Assigned task: State the number of lines in these records holding "JSON". Say nothing more.
(The records)
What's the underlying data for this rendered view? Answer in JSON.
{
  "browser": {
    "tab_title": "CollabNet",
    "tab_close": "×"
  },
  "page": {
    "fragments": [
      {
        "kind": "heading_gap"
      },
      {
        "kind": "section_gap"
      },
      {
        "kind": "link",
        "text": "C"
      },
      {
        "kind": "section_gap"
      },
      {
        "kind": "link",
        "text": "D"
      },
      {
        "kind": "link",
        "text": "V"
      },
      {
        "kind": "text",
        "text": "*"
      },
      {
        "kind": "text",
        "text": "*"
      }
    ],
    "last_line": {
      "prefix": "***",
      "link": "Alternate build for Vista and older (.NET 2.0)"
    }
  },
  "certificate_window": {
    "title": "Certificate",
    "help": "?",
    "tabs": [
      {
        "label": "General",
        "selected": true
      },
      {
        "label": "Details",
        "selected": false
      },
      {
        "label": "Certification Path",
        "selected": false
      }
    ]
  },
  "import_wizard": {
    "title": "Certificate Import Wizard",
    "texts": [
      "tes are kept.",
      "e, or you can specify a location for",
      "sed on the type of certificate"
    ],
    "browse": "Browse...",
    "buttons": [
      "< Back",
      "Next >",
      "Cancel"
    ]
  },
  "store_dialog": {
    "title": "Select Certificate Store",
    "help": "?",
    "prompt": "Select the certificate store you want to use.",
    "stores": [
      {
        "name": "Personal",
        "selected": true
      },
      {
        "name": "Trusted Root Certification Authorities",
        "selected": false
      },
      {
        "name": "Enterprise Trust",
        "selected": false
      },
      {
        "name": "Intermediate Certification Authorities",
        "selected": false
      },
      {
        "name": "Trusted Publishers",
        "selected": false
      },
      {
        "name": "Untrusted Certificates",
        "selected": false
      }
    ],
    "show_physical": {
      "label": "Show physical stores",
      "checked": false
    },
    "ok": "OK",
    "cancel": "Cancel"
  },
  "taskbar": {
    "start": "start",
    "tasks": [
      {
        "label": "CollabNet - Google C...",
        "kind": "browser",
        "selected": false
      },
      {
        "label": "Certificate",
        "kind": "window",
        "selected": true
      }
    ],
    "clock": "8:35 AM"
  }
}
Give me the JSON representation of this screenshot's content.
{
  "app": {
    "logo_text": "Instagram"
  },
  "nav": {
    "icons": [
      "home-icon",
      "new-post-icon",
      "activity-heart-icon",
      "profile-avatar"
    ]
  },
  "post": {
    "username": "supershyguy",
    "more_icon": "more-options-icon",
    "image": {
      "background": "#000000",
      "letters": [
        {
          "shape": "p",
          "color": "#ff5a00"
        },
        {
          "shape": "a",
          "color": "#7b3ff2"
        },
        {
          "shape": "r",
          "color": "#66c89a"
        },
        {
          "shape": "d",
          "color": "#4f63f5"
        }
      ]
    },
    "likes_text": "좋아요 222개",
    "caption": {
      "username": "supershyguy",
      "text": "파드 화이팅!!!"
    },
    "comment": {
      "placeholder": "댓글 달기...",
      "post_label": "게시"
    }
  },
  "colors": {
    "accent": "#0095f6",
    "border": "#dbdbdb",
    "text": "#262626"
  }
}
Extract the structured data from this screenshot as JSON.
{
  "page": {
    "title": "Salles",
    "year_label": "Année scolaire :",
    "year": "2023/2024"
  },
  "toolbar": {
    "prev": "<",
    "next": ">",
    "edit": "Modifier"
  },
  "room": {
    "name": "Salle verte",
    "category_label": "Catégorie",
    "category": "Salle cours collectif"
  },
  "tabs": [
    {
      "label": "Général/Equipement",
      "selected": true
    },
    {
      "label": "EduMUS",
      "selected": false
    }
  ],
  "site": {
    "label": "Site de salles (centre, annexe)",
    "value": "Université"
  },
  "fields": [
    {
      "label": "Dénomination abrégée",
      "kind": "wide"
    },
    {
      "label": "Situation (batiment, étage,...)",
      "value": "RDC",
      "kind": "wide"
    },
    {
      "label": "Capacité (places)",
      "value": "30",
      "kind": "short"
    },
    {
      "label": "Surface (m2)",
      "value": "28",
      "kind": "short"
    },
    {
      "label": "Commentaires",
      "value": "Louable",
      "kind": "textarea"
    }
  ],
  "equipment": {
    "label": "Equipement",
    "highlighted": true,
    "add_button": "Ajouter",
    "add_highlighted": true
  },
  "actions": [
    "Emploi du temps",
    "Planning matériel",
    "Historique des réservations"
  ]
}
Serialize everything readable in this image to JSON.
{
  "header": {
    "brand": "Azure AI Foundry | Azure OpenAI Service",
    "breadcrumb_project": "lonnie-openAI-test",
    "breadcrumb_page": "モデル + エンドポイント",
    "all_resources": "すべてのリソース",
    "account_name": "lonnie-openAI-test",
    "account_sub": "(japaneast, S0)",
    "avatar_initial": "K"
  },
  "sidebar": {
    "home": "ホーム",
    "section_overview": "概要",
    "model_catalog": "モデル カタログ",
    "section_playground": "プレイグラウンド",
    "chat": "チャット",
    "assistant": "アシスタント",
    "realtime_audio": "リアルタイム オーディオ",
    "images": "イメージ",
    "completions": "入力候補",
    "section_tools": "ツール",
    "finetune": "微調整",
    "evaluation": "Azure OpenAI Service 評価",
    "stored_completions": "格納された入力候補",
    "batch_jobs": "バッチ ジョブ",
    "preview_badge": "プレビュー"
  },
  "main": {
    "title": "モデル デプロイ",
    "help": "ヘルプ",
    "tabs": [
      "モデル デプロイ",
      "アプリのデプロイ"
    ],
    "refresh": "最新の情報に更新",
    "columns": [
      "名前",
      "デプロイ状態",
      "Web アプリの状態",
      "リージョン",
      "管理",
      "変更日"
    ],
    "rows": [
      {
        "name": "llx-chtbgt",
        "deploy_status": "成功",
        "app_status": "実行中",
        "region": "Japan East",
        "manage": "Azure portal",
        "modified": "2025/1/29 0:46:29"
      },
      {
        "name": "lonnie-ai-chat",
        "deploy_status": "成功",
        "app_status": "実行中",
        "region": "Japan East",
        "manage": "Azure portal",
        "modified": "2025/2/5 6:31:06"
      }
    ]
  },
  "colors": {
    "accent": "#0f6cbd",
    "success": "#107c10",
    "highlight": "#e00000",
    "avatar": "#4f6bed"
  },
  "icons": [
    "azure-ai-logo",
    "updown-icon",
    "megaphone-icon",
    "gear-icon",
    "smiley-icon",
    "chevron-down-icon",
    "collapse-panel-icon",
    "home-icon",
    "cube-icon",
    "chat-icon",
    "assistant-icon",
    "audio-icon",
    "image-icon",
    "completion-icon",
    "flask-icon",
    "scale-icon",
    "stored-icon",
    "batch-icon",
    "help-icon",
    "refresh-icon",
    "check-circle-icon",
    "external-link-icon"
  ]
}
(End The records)
Output below: 4